---- Data listing

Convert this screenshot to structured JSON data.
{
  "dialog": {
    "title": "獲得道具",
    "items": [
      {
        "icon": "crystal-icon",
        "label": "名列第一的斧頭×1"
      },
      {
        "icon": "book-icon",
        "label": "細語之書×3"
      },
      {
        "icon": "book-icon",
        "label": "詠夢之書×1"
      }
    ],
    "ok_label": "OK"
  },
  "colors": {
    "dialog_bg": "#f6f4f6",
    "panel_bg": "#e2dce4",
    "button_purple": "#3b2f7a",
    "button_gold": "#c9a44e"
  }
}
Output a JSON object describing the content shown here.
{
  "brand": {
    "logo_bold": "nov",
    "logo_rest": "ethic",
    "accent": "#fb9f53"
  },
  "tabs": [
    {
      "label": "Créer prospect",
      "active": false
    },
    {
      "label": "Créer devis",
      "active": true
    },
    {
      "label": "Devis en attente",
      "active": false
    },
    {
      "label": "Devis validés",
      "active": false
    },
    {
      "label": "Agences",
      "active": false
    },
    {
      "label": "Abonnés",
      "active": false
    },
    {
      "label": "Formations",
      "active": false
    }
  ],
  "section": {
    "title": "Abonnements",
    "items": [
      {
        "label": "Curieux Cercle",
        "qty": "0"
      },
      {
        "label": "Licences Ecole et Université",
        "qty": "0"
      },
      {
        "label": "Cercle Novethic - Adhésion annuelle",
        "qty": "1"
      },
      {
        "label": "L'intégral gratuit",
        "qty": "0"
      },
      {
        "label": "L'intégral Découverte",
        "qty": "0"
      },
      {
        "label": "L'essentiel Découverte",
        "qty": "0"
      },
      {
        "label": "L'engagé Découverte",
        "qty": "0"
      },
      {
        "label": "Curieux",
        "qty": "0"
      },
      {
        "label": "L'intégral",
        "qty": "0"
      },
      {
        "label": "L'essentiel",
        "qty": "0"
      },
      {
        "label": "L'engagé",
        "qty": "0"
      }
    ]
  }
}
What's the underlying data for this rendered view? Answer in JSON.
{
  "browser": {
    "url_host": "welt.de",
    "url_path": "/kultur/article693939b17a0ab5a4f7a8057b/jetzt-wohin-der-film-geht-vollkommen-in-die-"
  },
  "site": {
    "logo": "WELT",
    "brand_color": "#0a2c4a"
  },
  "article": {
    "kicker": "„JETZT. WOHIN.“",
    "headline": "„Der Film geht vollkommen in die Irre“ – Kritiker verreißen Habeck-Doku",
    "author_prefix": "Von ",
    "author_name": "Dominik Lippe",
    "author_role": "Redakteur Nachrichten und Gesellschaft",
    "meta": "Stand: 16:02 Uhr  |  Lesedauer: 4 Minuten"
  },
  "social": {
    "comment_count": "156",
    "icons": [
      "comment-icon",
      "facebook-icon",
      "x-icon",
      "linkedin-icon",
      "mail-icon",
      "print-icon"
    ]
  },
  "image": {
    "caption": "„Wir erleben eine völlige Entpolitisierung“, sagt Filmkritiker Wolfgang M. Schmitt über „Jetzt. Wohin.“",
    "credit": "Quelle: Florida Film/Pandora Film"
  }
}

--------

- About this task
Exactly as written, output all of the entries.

- Finished task
Convert this screenshot to structured JSON data.
{
  "dialog": {
    "title": "獲得道具",
    "items": [
      {
        "icon": "crystal-icon",
        "label": "名列第一的斧頭×1"
      },
      {
        "icon": "book-icon",
        "label": "細語之書×3"
      },
      {
        "icon": "book-icon",
        "label": "詠夢之書×1"
      }
    ],
    "ok_label": "OK"
  },
  "colors": {
    "dialog_bg": "#f6f4f6",
    "panel_bg": "#e2dce4",
    "button_purple": "#3b2f7a",
    "button_gold": "#c9a44e"
  }
}
Output a JSON object describing the content shown here.
{
  "brand": {
    "logo_bold": "nov",
    "logo_rest": "ethic",
    "accent": "#fb9f53"
  },
  "tabs": [
    {
      "label": "Créer prospect",
      "active": false
    },
    {
      "label": "Créer devis",
      "active": true
    },
    {
      "label": "Devis en attente",
      "active": false
    },
    {
      "label": "Devis validés",
      "active": false
    },
    {
      "label": "Agences",
      "active": false
    },
    {
      "label": "Abonnés",
      "active": false
    },
    {
      "label": "Formations",
      "active": false
    }
  ],
  "section": {
    "title": "Abonnements",
    "items": [
      {
        "label": "Curieux Cercle",
        "qty": "0"
      },
      {
        "label": "Licences Ecole et Université",
        "qty": "0"
      },
      {
        "label": "Cercle Novethic - Adhésion annuelle",
        "qty": "1"
      },
      {
        "label": "L'intégral gratuit",
        "qty": "0"
      },
      {
        "label": "L'intégral Découverte",
        "qty": "0"
      },
      {
        "label": "L'essentiel Découverte",
        "qty": "0"
      },
      {
        "label": "L'engagé Découverte",
        "qty": "0"
      },
      {
        "label": "Curieux",
        "qty": "0"
      },
      {
        "label": "L'intégral",
        "qty": "0"
      },
      {
        "label": "L'essentiel",
        "qty": "0"
      },
      {
        "label": "L'engagé",
        "qty": "0"
      }
    ]
  }
}
What's the underlying data for this rendered view? Answer in JSON.
{
  "browser": {
    "url_host": "welt.de",
    "url_path": "/kultur/article693939b17a0ab5a4f7a8057b/jetzt-wohin-der-film-geht-vollkommen-in-die-"
  },
  "site": {
    "logo": "WELT",
    "brand_color": "#0a2c4a"
  },
  "article": {
    "kicker": "„JETZT. WOHIN.“",
    "headline": "„Der Film geht vollkommen in die Irre“ – Kritiker verreißen Habeck-Doku",
    "author_prefix": "Von ",
    "author_name": "Dominik Lippe",
    "author_role": "Redakteur Nachrichten und Gesellschaft",
    "meta": "Stand: 16:02 Uhr  |  Lesedauer: 4 Minuten"
  },
  "social": {
    "comment_count": "156",
    "icons": [
      "comment-icon",
      "facebook-icon",
      "x-icon",
      "linkedin-icon",
      "mail-icon",
      "print-icon"
    ]
  },
  "image": {
    "caption": "„Wir erleben eine völlige Entpolitisierung“, sagt Filmkritiker Wolfgang M. Schmitt über „Jetzt. Wohin.“",
    "credit": "Quelle: Florida Film/Pandora Film"
  }
}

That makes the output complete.